What target do you use for testing?

Monkey Archive Forums/Monkey Discussion/What target do you use for testing?

Shinkiro1(Posted 2012) [#1]

Until now I have always used html5 because it's really fast to compile but now that I've integrated music and sound I thought I could use Glfw. But it isn't good for testing either because ..
a) it takes ages compiling
b) you can't play any music

How fast is the BMax target and can it playback music?

benmc(Posted 2012) [#2]
I use GLFW.

GLFW on my machine compiles as quickly as any other target. The first build with an empty build folder is a bit slower, but after that it's quite fast.

For testing with GLFW, I also just use WAV versions for all music and sounds and both work fine.

My next target is a mix of Android and Flash.

1) Flash because I will ultimately want to make sure my game will work on Kongregate.

2) Android because I will be selling the game on mobile platforms, and if it runs on Android, it almost certainly works on iOS, and I can build directly to a device for testing from within monk/ted.

Neuro(Posted 2012) [#3]
I actually use XNA when testing since it builds the fastest for me and doesn't go into those odd memory issues like in GLFW during run time. For debugging purposes I would throw it in HTML5 to see whats causing the issue.

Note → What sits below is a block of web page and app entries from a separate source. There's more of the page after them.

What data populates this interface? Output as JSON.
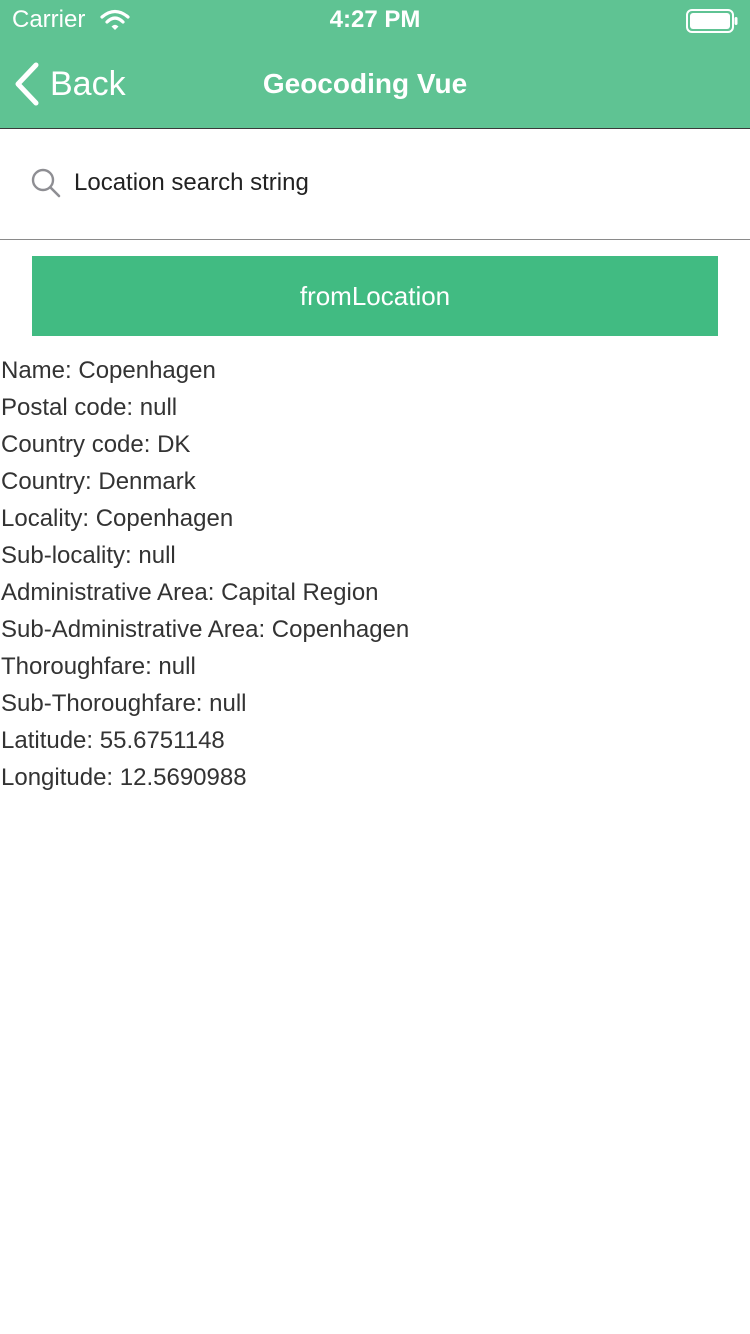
{
  "status_bar": {
    "carrier": "Carrier",
    "time": "4:27 PM",
    "icons": [
      "wifi-icon",
      "battery-icon"
    ]
  },
  "nav": {
    "back_label": "Back",
    "title": "Geocoding Vue",
    "back_icon": "chevron-left-icon"
  },
  "search": {
    "icon": "search-icon",
    "placeholder": "Location search string"
  },
  "action_button": {
    "label": "fromLocation"
  },
  "results": [
    "Name: Copenhagen",
    "Postal code: null",
    "Country code: DK",
    "Country: Denmark",
    "Locality: Copenhagen",
    "Sub-locality: null",
    "Administrative Area: Capital Region",
    "Sub-Administrative Area: Copenhagen",
    "Thoroughfare: null",
    "Sub-Thoroughfare: null",
    "Latitude: 55.6751148",
    "Longitude: 12.5690988"
  ],
  "colors": {
    "header_green": "#5fc393",
    "button_green": "#41bb82",
    "text": "#333333"
  }
}
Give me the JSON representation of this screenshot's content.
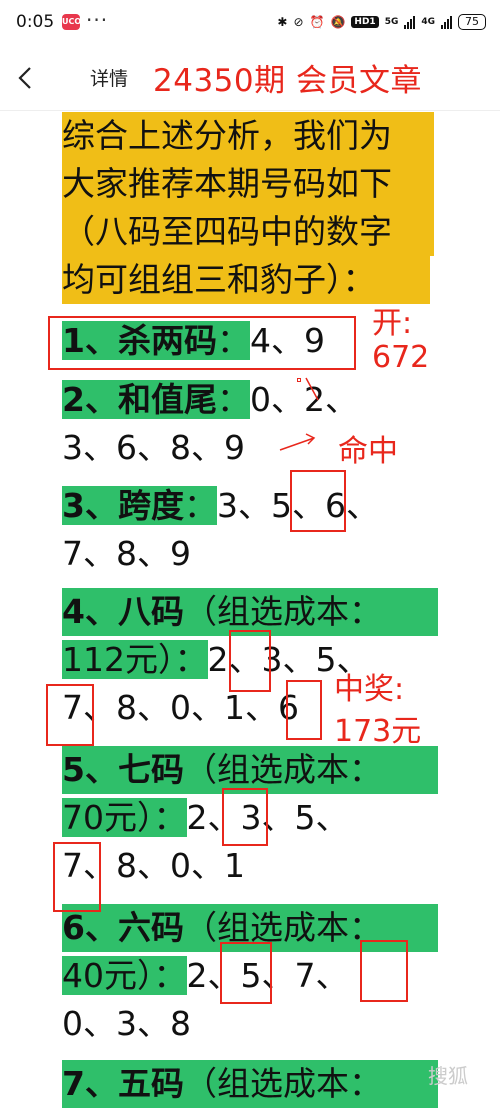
{
  "status": {
    "time": "0:05",
    "app_badge": "UCO",
    "dots": "···",
    "hd": "HD1",
    "net1": "5G",
    "net2": "4G",
    "battery": "75"
  },
  "nav": {
    "title": "详情",
    "overlay": "24350期 会员文章"
  },
  "article": {
    "intro": [
      "综合上述分析，我们为",
      "大家推荐本期号码如下",
      "（八码至四码中的数字",
      "均可组组三和豹子）："
    ],
    "s1": {
      "label": "1、杀两码",
      "colon": "：",
      "numbers": "4、9"
    },
    "s2": {
      "label": "2、和值尾",
      "colon": "：",
      "line1": "0、2、",
      "line2": "3、6、8、9"
    },
    "s3": {
      "label": "3、跨度",
      "colon": "：",
      "line1": "3、5、6、",
      "line2": "7、8、9"
    },
    "s4": {
      "label": "4、八码",
      "note": "（组选成本：",
      "cost": "112元）",
      "colon": "：",
      "line2": "2、3、5、",
      "line3": "7、8、0、1、6"
    },
    "s5": {
      "label": "5、七码",
      "note": "（组选成本：",
      "cost": "70元）",
      "colon": "：",
      "line2": "2、3、5、",
      "line3": "7、8、0、1"
    },
    "s6": {
      "label": "6、六码",
      "note": "（组选成本：",
      "cost": "40元）",
      "colon": "：",
      "line2": "2、5、7、",
      "line3": "0、3、8"
    },
    "s7": {
      "label": "7、五码",
      "note": "（组选成本："
    }
  },
  "annotations": {
    "open_label": "开:",
    "open_value": "672",
    "hit": "命中",
    "prize_label": "中奖:",
    "prize_value": "173元"
  },
  "watermark": "搜狐"
}
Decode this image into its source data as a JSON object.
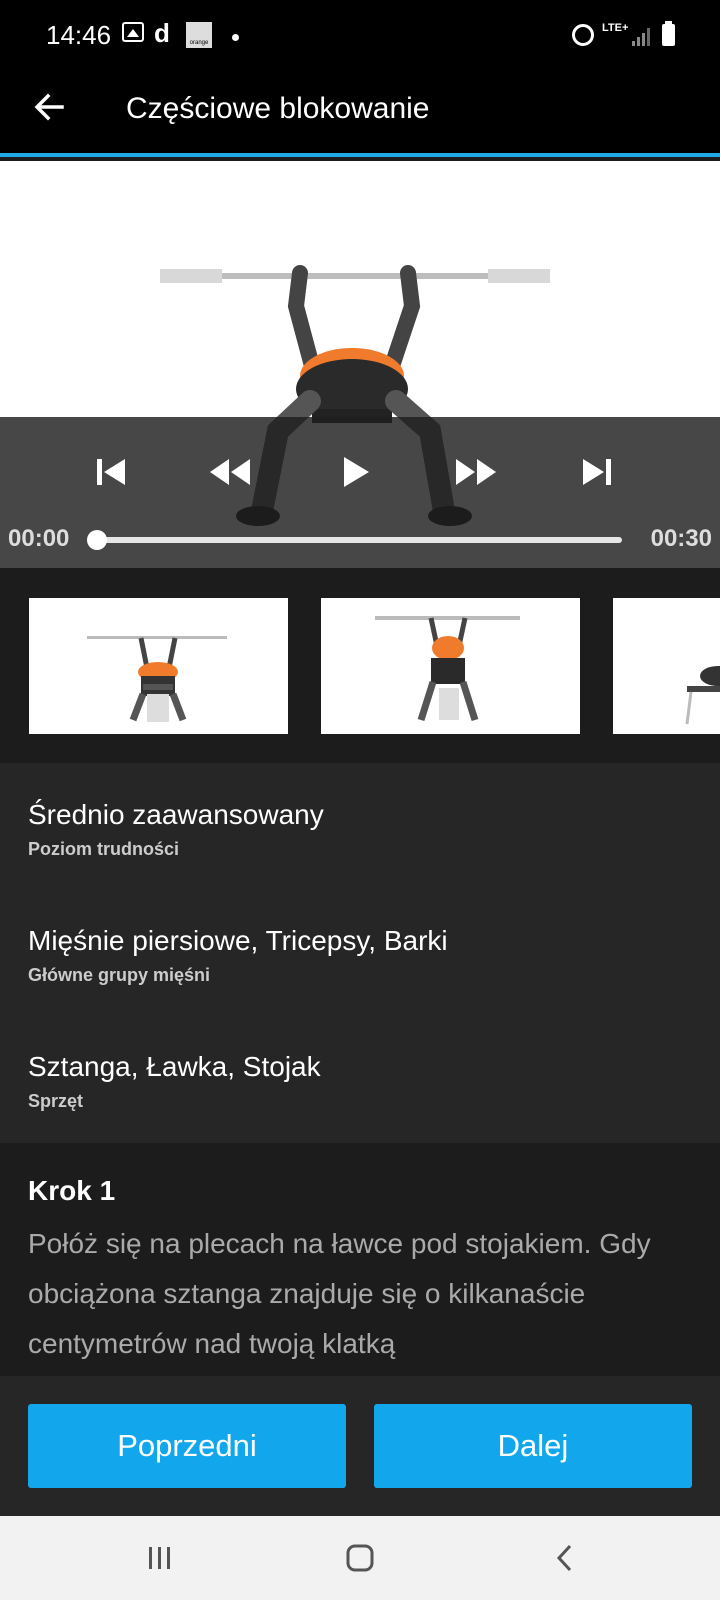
{
  "status_bar": {
    "time": "14:46",
    "carrier_label": "orange",
    "network_label": "LTE+",
    "icons": [
      "gallery-icon",
      "d-icon",
      "orange-icon",
      "dot-icon",
      "alarm-icon",
      "signal-icon",
      "battery-icon"
    ]
  },
  "app_bar": {
    "title": "Częściowe blokowanie",
    "back_icon": "arrow-left-icon"
  },
  "video": {
    "current_time": "00:00",
    "duration": "00:30",
    "progress": 0,
    "controls": [
      "skip-previous-icon",
      "rewind-icon",
      "play-icon",
      "fast-forward-icon",
      "skip-next-icon"
    ]
  },
  "thumbnails": {
    "count_visible": 3
  },
  "info": {
    "items": [
      {
        "value": "Średnio zaawansowany",
        "label": "Poziom trudności"
      },
      {
        "value": "Mięśnie piersiowe, Tricepsy, Barki",
        "label": "Główne grupy mięśni"
      },
      {
        "value": "Sztanga, Ławka, Stojak",
        "label": "Sprzęt"
      }
    ]
  },
  "step": {
    "title": "Krok 1",
    "text": "Połóż się na plecach na ławce pod stojakiem. Gdy obciążona sztanga znajduje się o kilkanaście centymetrów nad twoją klatką"
  },
  "buttons": {
    "previous_label": "Poprzedni",
    "next_label": "Dalej"
  },
  "system_nav": {
    "icons": [
      "recents-icon",
      "home-icon",
      "back-icon"
    ]
  },
  "colors": {
    "accent": "#12a7ec",
    "header_line": "#1fa9e8",
    "background": "#1c1c1c",
    "panel": "#262626"
  }
}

Although its known that a bug on one target doesn't necessarily show up on a different one.

How fast is the BMax target and can it playback music?

Pretty fast, and supports music. My project here is using the BlitzMax target.

DruggedBunny(Posted 2012) [#4]
GLFW, same reason as benmc.

therevills(Posted 2012) [#5]
I go between HTML5 and MonkeyMax (BlitzMax target) :D

MonkeyMax compiles very quickly and it does support music playback.

@Neuro - How did MonkeyMax go for you? Any strange issues?

Shinkiro1(Posted 2012) [#6]
Thanks for your responses, I will try MonkeyMax then.

Neuro(Posted 2012) [#7]
@Neuro - How did MonkeyMax go for you? Any strange issues?

No big issues really, everything seemed to worked the way its suppose to right on. And ran very well too (though i still think the XNA target is the most stable). But a few things i should mention from my experience with MonkeyMax :

1) Logical operators statements that worked in all the targets in Monkey didn't always work in the BMAX target. Not a huge issue though, just required cleaner statements.
2) In my Tevada Trigger game, I used the tiling code for the background grid tiles. The Monkey targets didn't have this issue, but in BMAX it tended to "flicker" occasionally - only on the PC platform though, not Mac.
3) I never did got the music loading routine to work right BMAX. We talked about it before in the MonkeyMax thread since Monkey doesn't actually a "LoadMusic" function, everything is streamed from the file itself thus causing a momentary pause if you decide to switch music. This isn't acceptable so i went ahead and just kept one music file playing in Tevada Trigger.

Other than that, MonkeyMax is definitely the way to go for building games on the PC/Mac platform.

therevills(Posted 2012) [#8]
Could you make a post in the MonkeyMax thread and expand those issues, so when I have the time I can look at them (especially #1).

Gerry Quinn(Posted 2012) [#9]
My main targets are Flash and Android, so I test regularly in those. But I also use HTML5 for the quick compiling and GLFW for heavy-duty debugging.